Revised version accepted for publication on 1 August 2011.
3 US$1 = R$1.7162 (September 2010).
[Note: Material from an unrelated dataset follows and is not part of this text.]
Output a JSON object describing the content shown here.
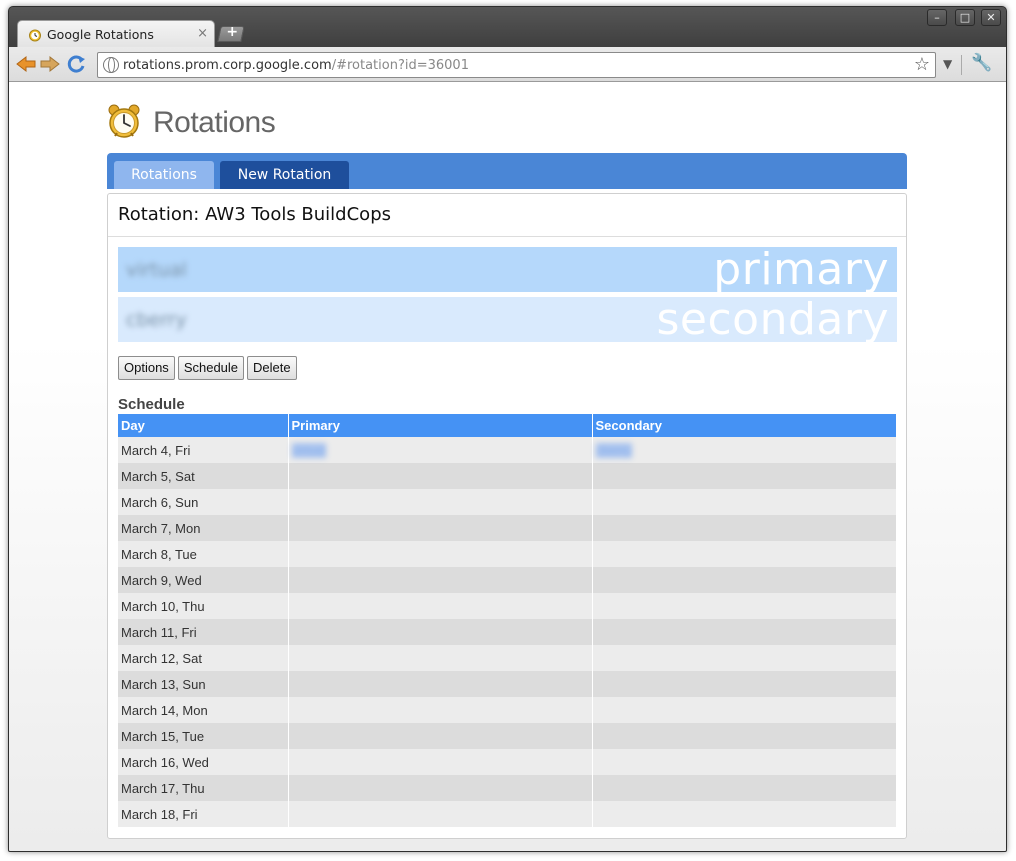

4 Evidence Informed Policy Networks, established by WHO to promote the systematic use of high-quality health research in policymaking in low- and middle-income countries.